Researchers within the QED group are investigating
the electrical and optical properties of nanometer scale semiconductor
devices. At these small length scales the device properties are no longer
governed by semi-classical physics, but are instead determined by quantum
mechanical effects. The group makes its own quantum semiconductor devices
here at UNSW, and uses a variety of electronic probes, at milliKelvin
temperatures and in strong magnetic fields, to further the understanding
of quantum electronics.
Quantum and transport scattering in 2D systems
2D electron systems formed in Si and GaAs field effect transistors underpin
the modern computing and communications industries, in addition to being
the starting point for investigations of new physical phenomena in quantum
of a generic AlGaAs/GaAs heterostructure. Ni3D
is the density of RII dopants, NB1 and NB2
are the densities of the BG impurities in the AlGaAs and
GaAs respectively, a
is the width of the AlGaAs spacer layer and t,
the width of the doped AlGaAs region.
||Band diagram for a AlGaAs/GaAs
heterostructure. The 2DEG forms at the triangular well
at the AlGaAs-GaAs heterointerface
Transport in a two-dimensional electron gas (2DEG) is strongly

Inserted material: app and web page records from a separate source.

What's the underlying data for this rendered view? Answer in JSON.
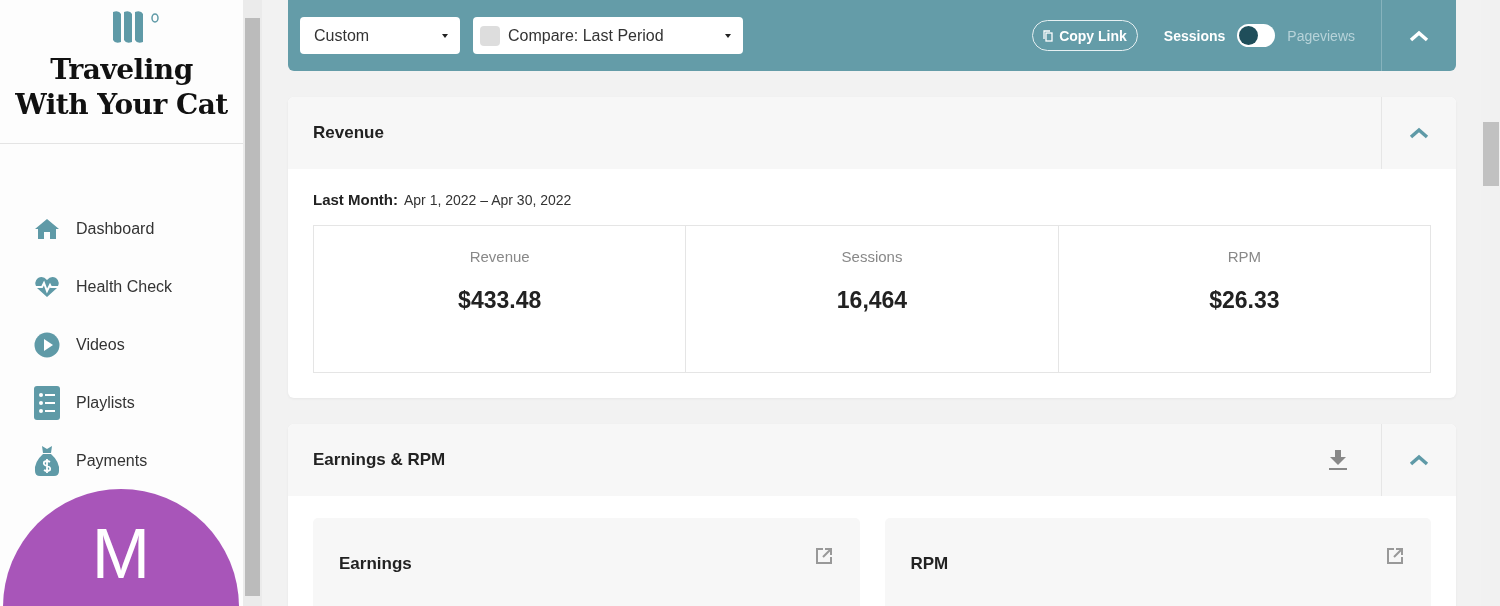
{
  "site": {
    "title": "Traveling With Your Cat"
  },
  "nav": [
    {
      "label": "Dashboard",
      "kind": "home"
    },
    {
      "label": "Health Check",
      "kind": "health"
    },
    {
      "label": "Videos",
      "kind": "video"
    },
    {
      "label": "Playlists",
      "kind": "list"
    },
    {
      "label": "Payments",
      "kind": "money"
    }
  ],
  "avatar": {
    "initial": "M",
    "color": "#a855b9"
  },
  "toolbar": {
    "period": "Custom",
    "compare": {
      "label": "Compare: Last Period",
      "checked": false
    },
    "copy_link": "Copy Link",
    "toggle": {
      "left": "Sessions",
      "right": "Pageviews",
      "on": false
    }
  },
  "revenue": {
    "title": "Revenue",
    "range_label": "Last Month:",
    "range": "Apr 1, 2022 – Apr 30, 2022",
    "expanded": true,
    "stats": [
      {
        "label": "Revenue",
        "value": "$433.48"
      },
      {
        "label": "Sessions",
        "value": "16,464"
      },
      {
        "label": "RPM",
        "value": "$26.33"
      }
    ]
  },
  "earnings": {
    "title": "Earnings & RPM",
    "expanded": true,
    "cards": [
      "Earnings",
      "RPM"
    ]
  }
}
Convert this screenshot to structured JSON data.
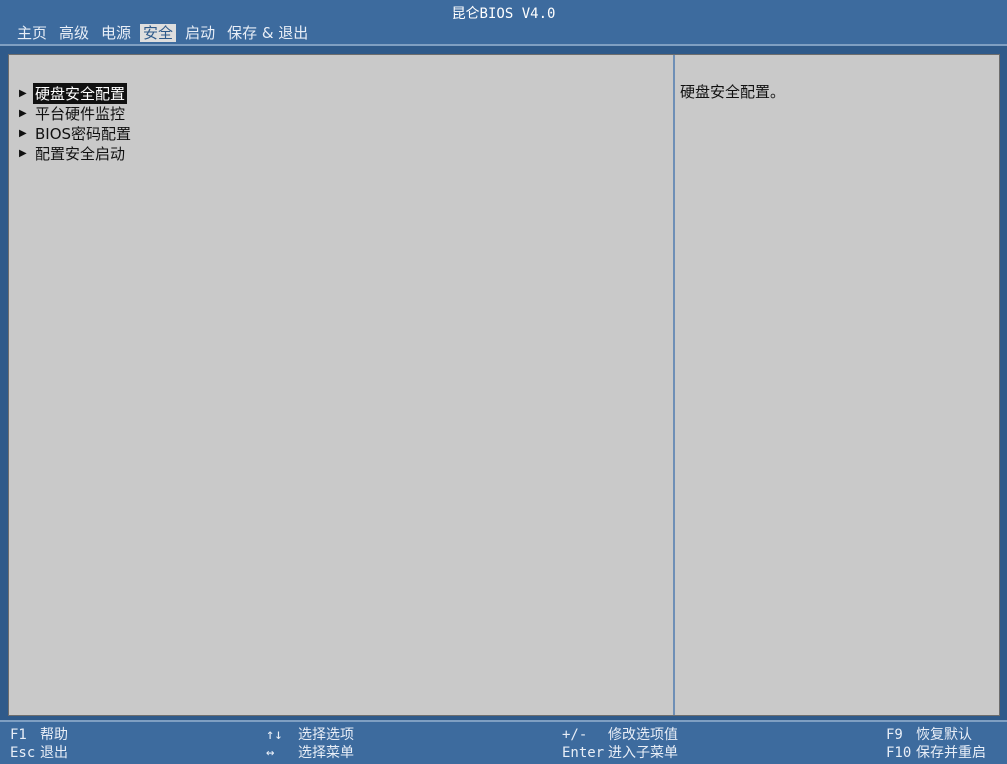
{
  "header": {
    "title": "昆仑BIOS V4.0",
    "menu": [
      {
        "label": "主页"
      },
      {
        "label": "高级"
      },
      {
        "label": "电源"
      },
      {
        "label": "安全",
        "active": true
      },
      {
        "label": "启动"
      },
      {
        "label": "保存 & 退出"
      }
    ]
  },
  "security_menu": {
    "items": [
      {
        "label": "硬盘安全配置",
        "selected": true
      },
      {
        "label": "平台硬件监控"
      },
      {
        "label": "BIOS密码配置"
      },
      {
        "label": "配置安全启动"
      }
    ],
    "help": "硬盘安全配置。"
  },
  "footer": {
    "hints": [
      {
        "key": "F1",
        "desc": "帮助"
      },
      {
        "key": "Esc",
        "desc": "退出"
      },
      {
        "key": "↑↓",
        "desc": "选择选项"
      },
      {
        "key": "↔",
        "desc": "选择菜单"
      },
      {
        "key": "+/-",
        "desc": "修改选项值"
      },
      {
        "key": "Enter",
        "desc": "进入子菜单"
      },
      {
        "key": "F9",
        "desc": "恢复默认"
      },
      {
        "key": "F10",
        "desc": "保存并重启"
      }
    ]
  },
  "colors": {
    "bar_blue": "#3d6b9e",
    "panel_gray": "#c9c9c9",
    "selected_bg": "#111111",
    "active_tab_bg": "#dedede"
  }
}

affected by disorder.
We examine the low-temperature properties of high-quality heterostructures,
in which scattering is dominated by two types of

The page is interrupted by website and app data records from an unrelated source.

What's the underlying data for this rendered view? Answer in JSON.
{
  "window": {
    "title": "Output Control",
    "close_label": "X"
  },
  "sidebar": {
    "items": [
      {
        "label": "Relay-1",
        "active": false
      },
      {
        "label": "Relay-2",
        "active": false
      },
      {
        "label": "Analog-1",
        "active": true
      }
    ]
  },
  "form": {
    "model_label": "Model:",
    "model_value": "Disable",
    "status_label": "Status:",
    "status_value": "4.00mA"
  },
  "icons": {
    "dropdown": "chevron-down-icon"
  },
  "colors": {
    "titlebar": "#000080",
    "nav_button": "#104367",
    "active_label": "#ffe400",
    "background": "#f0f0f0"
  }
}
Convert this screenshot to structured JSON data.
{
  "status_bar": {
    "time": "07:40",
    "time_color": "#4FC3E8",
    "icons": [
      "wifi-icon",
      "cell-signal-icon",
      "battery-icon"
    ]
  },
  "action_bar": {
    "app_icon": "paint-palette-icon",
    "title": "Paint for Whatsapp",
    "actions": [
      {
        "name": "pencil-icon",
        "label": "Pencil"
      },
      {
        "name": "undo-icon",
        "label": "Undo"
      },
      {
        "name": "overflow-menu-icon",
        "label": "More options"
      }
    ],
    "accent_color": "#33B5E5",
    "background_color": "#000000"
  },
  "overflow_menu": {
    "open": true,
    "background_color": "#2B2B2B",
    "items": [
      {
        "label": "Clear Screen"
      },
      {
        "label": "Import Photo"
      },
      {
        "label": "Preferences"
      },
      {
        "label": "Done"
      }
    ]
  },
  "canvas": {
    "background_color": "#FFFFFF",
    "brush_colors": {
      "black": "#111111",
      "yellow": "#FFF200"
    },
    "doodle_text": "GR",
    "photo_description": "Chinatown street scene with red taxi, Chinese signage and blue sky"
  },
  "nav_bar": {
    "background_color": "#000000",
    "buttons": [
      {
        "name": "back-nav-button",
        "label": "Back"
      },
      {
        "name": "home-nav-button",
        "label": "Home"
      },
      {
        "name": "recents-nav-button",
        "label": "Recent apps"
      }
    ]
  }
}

disorder: remote ionised impurities (RII) and homogeneous background
The two charactersitic scattering times are the transport lifetime

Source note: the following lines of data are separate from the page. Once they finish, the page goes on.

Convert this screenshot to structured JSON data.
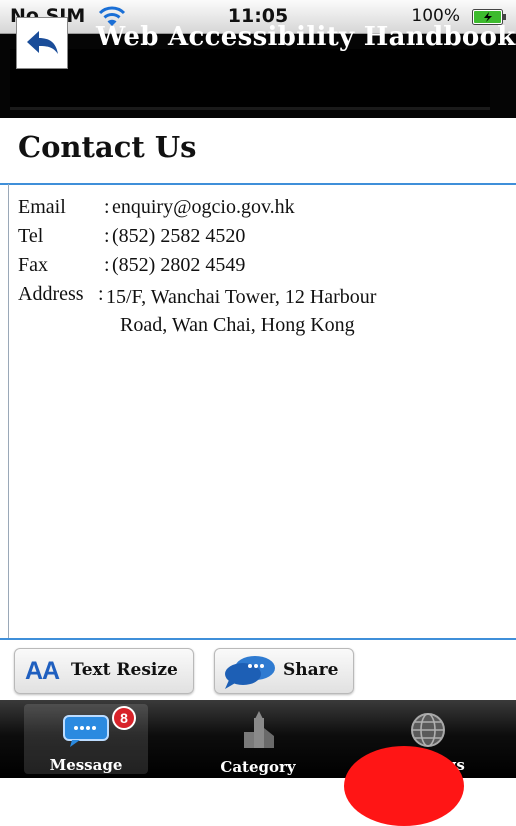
{
  "status_bar": {
    "carrier": "No SIM",
    "time": "11:05",
    "battery": "100%"
  },
  "title_bar": {
    "back_icon": "back-arrow-icon",
    "title": "Web Accessibility Handbook"
  },
  "page": {
    "title": "Contact Us"
  },
  "contact": {
    "email_label": "Email",
    "email_value": "enquiry@ogcio.gov.hk",
    "tel_label": "Tel",
    "tel_value": "(852) 2582 4520",
    "fax_label": "Fax",
    "fax_value": "(852) 2802 4549",
    "address_label": "Address",
    "address_line1": "15/F, Wanchai Tower, 12 Harbour",
    "address_line2": "Road, Wan Chai, Hong Kong",
    "separator": ":"
  },
  "actions": {
    "text_resize": "Text Resize",
    "text_resize_icon_text": "AA",
    "share": "Share"
  },
  "tabs": [
    {
      "label": "Message",
      "icon": "message-icon",
      "badge": "8",
      "active": true
    },
    {
      "label": "Category",
      "icon": "category-icon"
    },
    {
      "label": "Settings",
      "icon": "globe-icon"
    }
  ],
  "colors": {
    "accent_blue": "#3f8fd9",
    "badge_red": "#d8232a",
    "title_bg": "#000000"
  }
}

tt, and the quantum scattering time tq:
However it turns out calculations involving the homogeneous background
impurities, which effects quantum device performance is non-trivial
and hinders direct comparison between theory and experiment.
We are developing new techniques to simplify calculations of Coulomb
scattering in two-dimensional systems. This will facilitate comparisons
between theory and experiment, and allow expermentalists to determine
what kind of disorder is dominant in their devices.